I am a breastfeeding mother and i want to know if it is safe to use Lansoprazole? Is Lansoprazole safe for nursing mother and child? Does Lansoprazole extracts into breast milk? Does Lansoprazole has any long term or short term side effects on infants? Can Lansoprazole influence milk supply or can Lansoprazole decrease milk supply in lactating mothers?
- DrLact safety Score for Lansoprazole is 1 out of 8 which is considered Safe as per our analyses.
- A safety Score of 1 indicates that usage of Lansoprazole is mostly safe during lactation for breastfed baby.
- Our study of different scientific research also indicates that Lansoprazole does not cause any serious side effects in breastfeeding mothers.
- Most of scientific studies and research papers declaring usage of Lansoprazole safe in breastfeeding are based on normal dosage and may not hold true for higher dosage.
- Score calculated using the DrLact safety Version 1.2 model, this score ranges from 0 to 8 and measures overall safety of drug in lactation. Scores are primarily calculated using publicly available case studies, research papers, other scientific journals and publically available data.
At latest update, relevant information on excretion into breast milk was not found. Due to a high serum-protein-binding capacity, excretion of Lansoprazole into breast milk is non-significant. Since it's neutralized by the acid pH of stomach, capsules with enteric coated granules are used. Because of this, it is thought that the small quantity of Lansoprazole that may reach the breast milk would be neutralized by infant's stomach. In addition, absorption is greatly decreased by the presence of food. Both Omeprazole and Pantoprazole pertain to the same chemical group with similar pharmacokinetics that are excreted in non-significant amount into the breast milk. Medication that has been used for treatment of newborn and premature infants. Hyperprolactinemia and galactorrhea have been reported by the use of such medication, though some authors have failed to show the same findings.
No information is available on the use of lansoprazole during breastfeeding. However, lansoprazole has been used safely in newborn infants, so it is unlikely that the amount in breastmilk would be harmful.
The Spanish pharmacovigilance system found 3 cases of gynecomastia associated with lansoprazole reported during the time period of 1982 to 2006. One case of elevated serum prolactin and galactorrhea was reported in a 21-year-old man. When omeprazole was substituted for lansoprazole, the serum prolactin decreased to the normal range and galactorrhea ceased. Although this case occurred in Spain, it was not included in the report above.
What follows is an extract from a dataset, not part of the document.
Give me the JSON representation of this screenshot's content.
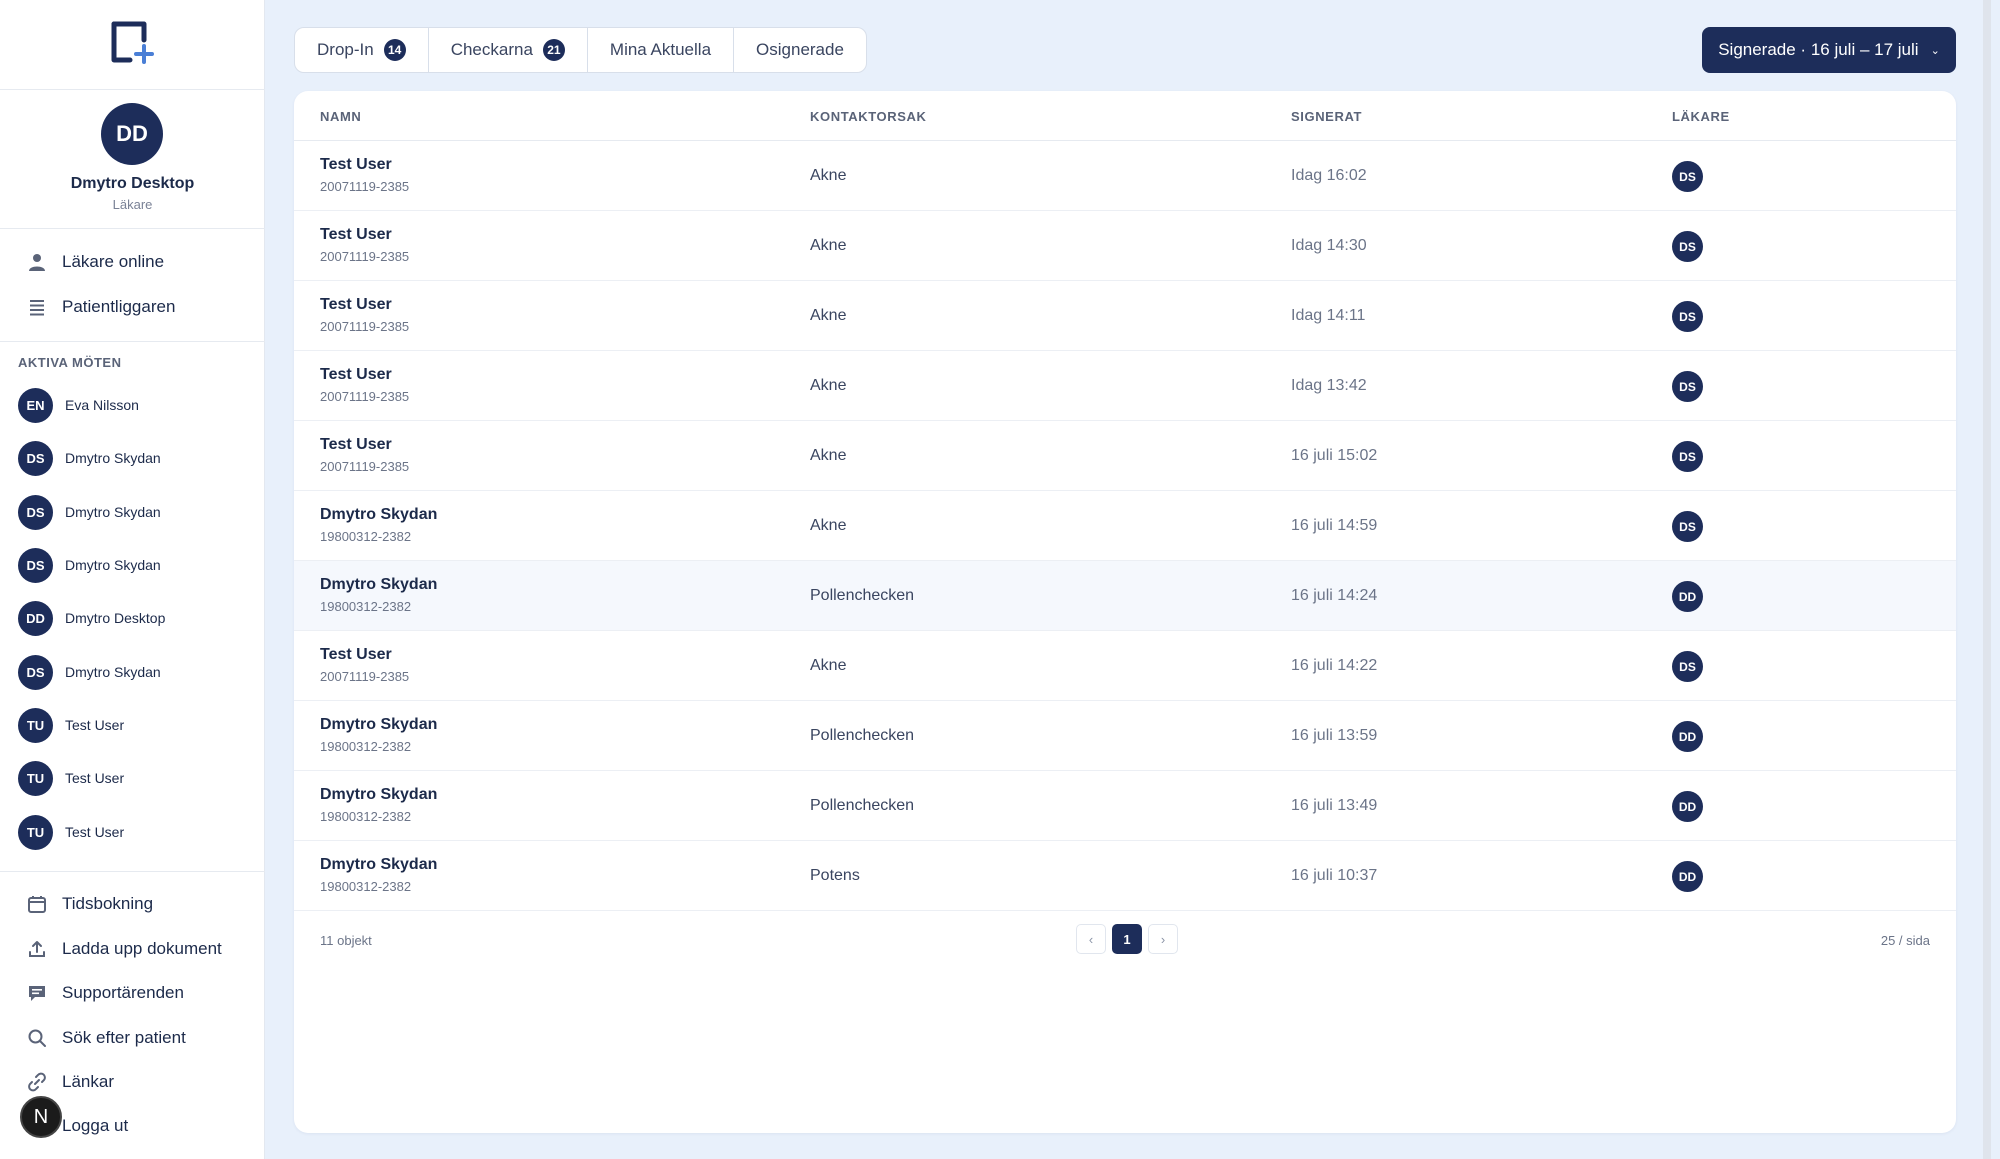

A 13-year-old girl with a recent history of bilateral galactorrhea and hyperprolactinemia from omeprazole and domperidone on separate occasions was given lansoprazole to prevent gastrointestinal irritation following intravenous diclofenac for a severe headache. After 3 days of lansoprazole therapy, she again developed galactorrhea and an elevated serum prolactin that returned to normal a week after discontinuing lansoprazole. A 17-year-old woman using a progestin-containing IUD for 1 year began lansoprazole 15 mg daily and presented after 1 week with bilateral galactorrhea and hyperprolactinemia of 92 mcg/L. Seventy-two hours after discontinuation of lansoprazole, galactorrhea ceased. Four months later, serum prolactin was normal at 24.1 mcg/L with no recurrence of galactorrhea. The authors judged the adverse reaction likely to be caused by lansoprazole. The prolactin level in a mother with established lactation may not affect her ability to breastfeed.
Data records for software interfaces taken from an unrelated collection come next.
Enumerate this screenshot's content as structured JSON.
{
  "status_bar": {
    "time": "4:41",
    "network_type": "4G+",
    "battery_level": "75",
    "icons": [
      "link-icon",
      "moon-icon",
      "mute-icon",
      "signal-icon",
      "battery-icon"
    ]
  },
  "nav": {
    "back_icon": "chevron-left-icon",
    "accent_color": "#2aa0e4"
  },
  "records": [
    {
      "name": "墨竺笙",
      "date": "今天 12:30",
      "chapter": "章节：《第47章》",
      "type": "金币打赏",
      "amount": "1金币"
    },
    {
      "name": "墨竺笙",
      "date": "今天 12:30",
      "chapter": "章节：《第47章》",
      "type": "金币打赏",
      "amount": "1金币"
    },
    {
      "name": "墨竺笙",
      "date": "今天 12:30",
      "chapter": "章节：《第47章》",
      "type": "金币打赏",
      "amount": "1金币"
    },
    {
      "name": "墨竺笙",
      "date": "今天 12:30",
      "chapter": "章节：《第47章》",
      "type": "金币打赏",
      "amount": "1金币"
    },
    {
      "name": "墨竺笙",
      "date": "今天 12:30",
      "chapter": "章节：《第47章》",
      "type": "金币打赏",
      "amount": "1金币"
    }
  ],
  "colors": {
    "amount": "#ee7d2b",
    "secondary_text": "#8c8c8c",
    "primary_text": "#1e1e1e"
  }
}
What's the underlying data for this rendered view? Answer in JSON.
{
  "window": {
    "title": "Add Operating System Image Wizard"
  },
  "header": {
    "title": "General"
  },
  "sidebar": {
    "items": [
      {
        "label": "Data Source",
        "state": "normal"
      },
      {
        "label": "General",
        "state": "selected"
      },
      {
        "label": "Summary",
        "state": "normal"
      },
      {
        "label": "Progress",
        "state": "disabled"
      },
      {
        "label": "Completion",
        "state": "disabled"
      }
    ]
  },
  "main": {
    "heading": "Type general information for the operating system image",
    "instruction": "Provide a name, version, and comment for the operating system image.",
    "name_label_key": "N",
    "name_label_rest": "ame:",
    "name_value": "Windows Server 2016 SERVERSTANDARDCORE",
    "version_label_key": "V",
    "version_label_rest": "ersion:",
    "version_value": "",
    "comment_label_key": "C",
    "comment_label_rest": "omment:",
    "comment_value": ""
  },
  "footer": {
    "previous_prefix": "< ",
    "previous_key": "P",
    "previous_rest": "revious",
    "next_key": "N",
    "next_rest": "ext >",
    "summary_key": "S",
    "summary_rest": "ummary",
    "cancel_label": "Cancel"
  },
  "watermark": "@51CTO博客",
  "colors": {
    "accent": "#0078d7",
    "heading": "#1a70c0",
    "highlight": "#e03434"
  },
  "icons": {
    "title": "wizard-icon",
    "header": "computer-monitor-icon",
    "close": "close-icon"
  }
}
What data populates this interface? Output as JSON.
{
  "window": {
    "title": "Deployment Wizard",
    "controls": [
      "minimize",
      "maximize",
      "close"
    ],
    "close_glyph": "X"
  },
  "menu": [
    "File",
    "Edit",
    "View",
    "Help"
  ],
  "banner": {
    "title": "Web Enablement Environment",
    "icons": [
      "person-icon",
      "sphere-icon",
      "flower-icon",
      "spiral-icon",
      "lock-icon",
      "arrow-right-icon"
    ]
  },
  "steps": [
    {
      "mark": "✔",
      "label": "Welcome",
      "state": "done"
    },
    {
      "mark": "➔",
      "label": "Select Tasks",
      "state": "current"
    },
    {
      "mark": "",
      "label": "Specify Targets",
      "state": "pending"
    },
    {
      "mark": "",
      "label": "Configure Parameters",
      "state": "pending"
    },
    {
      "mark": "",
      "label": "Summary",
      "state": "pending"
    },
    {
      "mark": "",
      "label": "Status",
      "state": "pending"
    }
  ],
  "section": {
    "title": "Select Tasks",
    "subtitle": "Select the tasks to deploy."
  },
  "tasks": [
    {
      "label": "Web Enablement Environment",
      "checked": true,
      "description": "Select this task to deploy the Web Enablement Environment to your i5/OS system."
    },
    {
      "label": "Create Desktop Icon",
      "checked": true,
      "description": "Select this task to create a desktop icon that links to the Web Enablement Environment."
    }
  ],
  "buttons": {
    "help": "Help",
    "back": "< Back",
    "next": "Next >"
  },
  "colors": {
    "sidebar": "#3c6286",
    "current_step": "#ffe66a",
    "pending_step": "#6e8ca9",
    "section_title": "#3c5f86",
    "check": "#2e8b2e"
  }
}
: Information presented in this database is not meant as a substitute for professional judgment. You should consult your healthcare provider for breastfeeding advice related to your particular situation. We do not warrant or assume any liability or responsibility for the accuracy or completeness of the information on this Site.